Data records for software interfaces:
•••

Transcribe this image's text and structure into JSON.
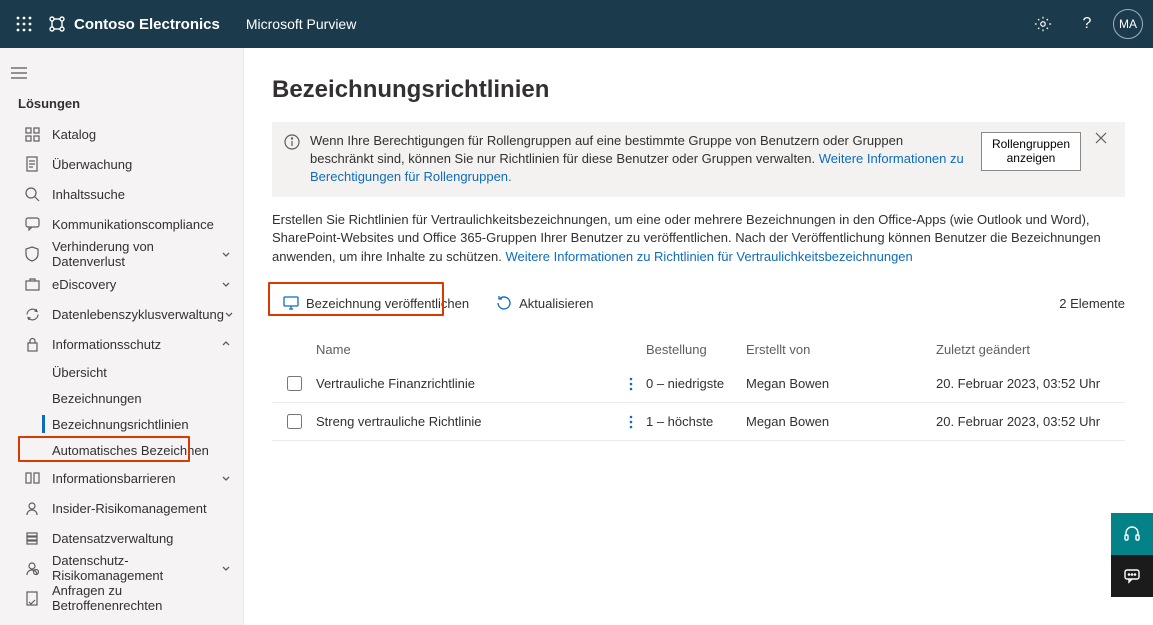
{
  "header": {
    "brand": "Contoso Electronics",
    "product": "Microsoft Purview",
    "avatar_initials": "MA"
  },
  "sidebar": {
    "section_title": "Lösungen",
    "items": [
      {
        "label": "Katalog",
        "icon": "grid"
      },
      {
        "label": "Überwachung",
        "icon": "doc"
      },
      {
        "label": "Inhaltssuche",
        "icon": "search"
      },
      {
        "label": "Kommunikationscompliance",
        "icon": "chat"
      },
      {
        "label": "Verhinderung von Datenverlust",
        "icon": "shield",
        "expandable": true
      },
      {
        "label": "eDiscovery",
        "icon": "briefcase",
        "expandable": true
      },
      {
        "label": "Datenlebenszyklusverwaltung",
        "icon": "cycle",
        "expandable": true
      },
      {
        "label": "Informationsschutz",
        "icon": "lock",
        "expandable": true,
        "expanded": true,
        "sub": [
          {
            "label": "Übersicht"
          },
          {
            "label": "Bezeichnungen"
          },
          {
            "label": "Bezeichnungsrichtlinien",
            "selected": true
          },
          {
            "label": "Automatisches Bezeichnen"
          }
        ]
      },
      {
        "label": "Informationsbarrieren",
        "icon": "barrier",
        "expandable": true
      },
      {
        "label": "Insider-Risikomanagement",
        "icon": "user"
      },
      {
        "label": "Datensatzverwaltung",
        "icon": "records"
      },
      {
        "label": "Datenschutz-Risikomanagement",
        "icon": "privacy",
        "expandable": true
      },
      {
        "label": "Anfragen zu Betroffenenrechten",
        "icon": "request"
      }
    ]
  },
  "main": {
    "title": "Bezeichnungsrichtlinien",
    "banner": {
      "text_before_link": "Wenn Ihre Berechtigungen für Rollengruppen auf eine bestimmte Gruppe von Benutzern oder Gruppen beschränkt sind, können Sie nur Richtlinien für diese Benutzer oder Gruppen verwalten. ",
      "link": "Weitere Informationen zu Berechtigungen für Rollengruppen.",
      "button_line1": "Rollengruppen",
      "button_line2": "anzeigen"
    },
    "description": {
      "text_before_link": "Erstellen Sie Richtlinien für Vertraulichkeitsbezeichnungen, um eine oder mehrere Bezeichnungen in den Office-Apps (wie Outlook und Word), SharePoint-Websites und Office 365-Gruppen Ihrer Benutzer zu veröffentlichen. Nach der Veröffentlichung können Benutzer die Bezeichnungen anwenden, um ihre Inhalte zu schützen. ",
      "link": "Weitere Informationen zu Richtlinien für Vertraulichkeitsbezeichnungen"
    },
    "toolbar": {
      "publish": "Bezeichnung veröffentlichen",
      "refresh": "Aktualisieren",
      "item_count": "2 Elemente"
    },
    "table": {
      "columns": {
        "name": "Name",
        "order": "Bestellung",
        "creator": "Erstellt von",
        "modified": "Zuletzt geändert"
      },
      "rows": [
        {
          "name": "Vertrauliche Finanzrichtlinie",
          "order": "0 – niedrigste",
          "creator": "Megan Bowen",
          "modified": "20. Februar 2023, 03:52 Uhr"
        },
        {
          "name": "Streng vertrauliche Richtlinie",
          "order": "1 – höchste",
          "creator": "Megan Bowen",
          "modified": "20. Februar 2023, 03:52 Uhr"
        }
      ]
    }
  }
}
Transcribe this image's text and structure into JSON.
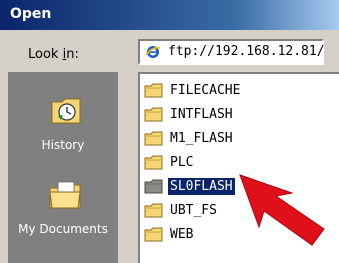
{
  "window": {
    "title": "Open"
  },
  "lookin": {
    "label_prefix": "Look ",
    "label_underline": "i",
    "label_suffix": "n:",
    "value": "ftp://192.168.12.81/",
    "icon": "internet-explorer-icon"
  },
  "places": [
    {
      "label": "History",
      "icon": "history-icon"
    },
    {
      "label": "My Documents",
      "icon": "my-documents-icon"
    }
  ],
  "files": [
    {
      "name": "FILECACHE",
      "selected": false
    },
    {
      "name": "INTFLASH",
      "selected": false
    },
    {
      "name": "M1_FLASH",
      "selected": false
    },
    {
      "name": "PLC",
      "selected": false
    },
    {
      "name": "SL0FLASH",
      "selected": true
    },
    {
      "name": "UBT_FS",
      "selected": false
    },
    {
      "name": "WEB",
      "selected": false
    }
  ],
  "colors": {
    "titlebar": "#0a246a",
    "selection": "#0a246a",
    "annotation_arrow": "#e0101a",
    "folder": "#f5d574"
  }
}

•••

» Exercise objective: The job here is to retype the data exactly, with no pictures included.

» Task solution:
Transcribe this image's text and structure into JSON.
{
  "header": {
    "brand": "Contoso Electronics",
    "product": "Microsoft Purview",
    "avatar_initials": "MA"
  },
  "sidebar": {
    "section_title": "Lösungen",
    "items": [
      {
        "label": "Katalog",
        "icon": "grid"
      },
      {
        "label": "Überwachung",
        "icon": "doc"
      },
      {
        "label": "Inhaltssuche",
        "icon": "search"
      },
      {
        "label": "Kommunikationscompliance",
        "icon": "chat"
      },
      {
        "label": "Verhinderung von Datenverlust",
        "icon": "shield",
        "expandable": true
      },
      {
        "label": "eDiscovery",
        "icon": "briefcase",
        "expandable": true
      },
      {
        "label": "Datenlebenszyklusverwaltung",
        "icon": "cycle",
        "expandable": true
      },
      {
        "label": "Informationsschutz",
        "icon": "lock",
        "expandable": true,
        "expanded": true,
        "sub": [
          {
            "label": "Übersicht"
          },
          {
            "label": "Bezeichnungen"
          },
          {
            "label": "Bezeichnungsrichtlinien",
            "selected": true
          },
          {
            "label": "Automatisches Bezeichnen"
          }
        ]
      },
      {
        "label": "Informationsbarrieren",
        "icon": "barrier",
        "expandable": true
      },
      {
        "label": "Insider-Risikomanagement",
        "icon": "user"
      },
      {
        "label": "Datensatzverwaltung",
        "icon": "records"
      },
      {
        "label": "Datenschutz-Risikomanagement",
        "icon": "privacy",
        "expandable": true
      },
      {
        "label": "Anfragen zu Betroffenenrechten",
        "icon": "request"
      }
    ]
  },
  "main": {
    "title": "Bezeichnungsrichtlinien",
    "banner": {
      "text_before_link": "Wenn Ihre Berechtigungen für Rollengruppen auf eine bestimmte Gruppe von Benutzern oder Gruppen beschränkt sind, können Sie nur Richtlinien für diese Benutzer oder Gruppen verwalten. ",
      "link": "Weitere Informationen zu Berechtigungen für Rollengruppen.",
      "button_line1": "Rollengruppen",
      "button_line2": "anzeigen"
    },
    "description": {
      "text_before_link": "Erstellen Sie Richtlinien für Vertraulichkeitsbezeichnungen, um eine oder mehrere Bezeichnungen in den Office-Apps (wie Outlook und Word), SharePoint-Websites und Office 365-Gruppen Ihrer Benutzer zu veröffentlichen. Nach der Veröffentlichung können Benutzer die Bezeichnungen anwenden, um ihre Inhalte zu schützen. ",
      "link": "Weitere Informationen zu Richtlinien für Vertraulichkeitsbezeichnungen"
    },
    "toolbar": {
      "publish": "Bezeichnung veröffentlichen",
      "refresh": "Aktualisieren",
      "item_count": "2 Elemente"
    },
    "table": {
      "columns": {
        "name": "Name",
        "order": "Bestellung",
        "creator": "Erstellt von",
        "modified": "Zuletzt geändert"
      },
      "rows": [
        {
          "name": "Vertrauliche Finanzrichtlinie",
          "order": "0 – niedrigste",
          "creator": "Megan Bowen",
          "modified": "20. Februar 2023, 03:52 Uhr"
        },
        {
          "name": "Streng vertrauliche Richtlinie",
          "order": "1 – höchste",
          "creator": "Megan Bowen",
          "modified": "20. Februar 2023, 03:52 Uhr"
        }
      ]
    }
  }
}
Transcribe this image's text and structure into JSON.
{
  "window": {
    "title": "Open"
  },
  "lookin": {
    "label_prefix": "Look ",
    "label_underline": "i",
    "label_suffix": "n:",
    "value": "ftp://192.168.12.81/",
    "icon": "internet-explorer-icon"
  },
  "places": [
    {
      "label": "History",
      "icon": "history-icon"
    },
    {
      "label": "My Documents",
      "icon": "my-documents-icon"
    }
  ],
  "files": [
    {
      "name": "FILECACHE",
      "selected": false
    },
    {
      "name": "INTFLASH",
      "selected": false
    },
    {
      "name": "M1_FLASH",
      "selected": false
    },
    {
      "name": "PLC",
      "selected": false
    },
    {
      "name": "SL0FLASH",
      "selected": true
    },
    {
      "name": "UBT_FS",
      "selected": false
    },
    {
      "name": "WEB",
      "selected": false
    }
  ],
  "colors": {
    "titlebar": "#0a246a",
    "selection": "#0a246a",
    "annotation_arrow": "#e0101a",
    "folder": "#f5d574"
  }
}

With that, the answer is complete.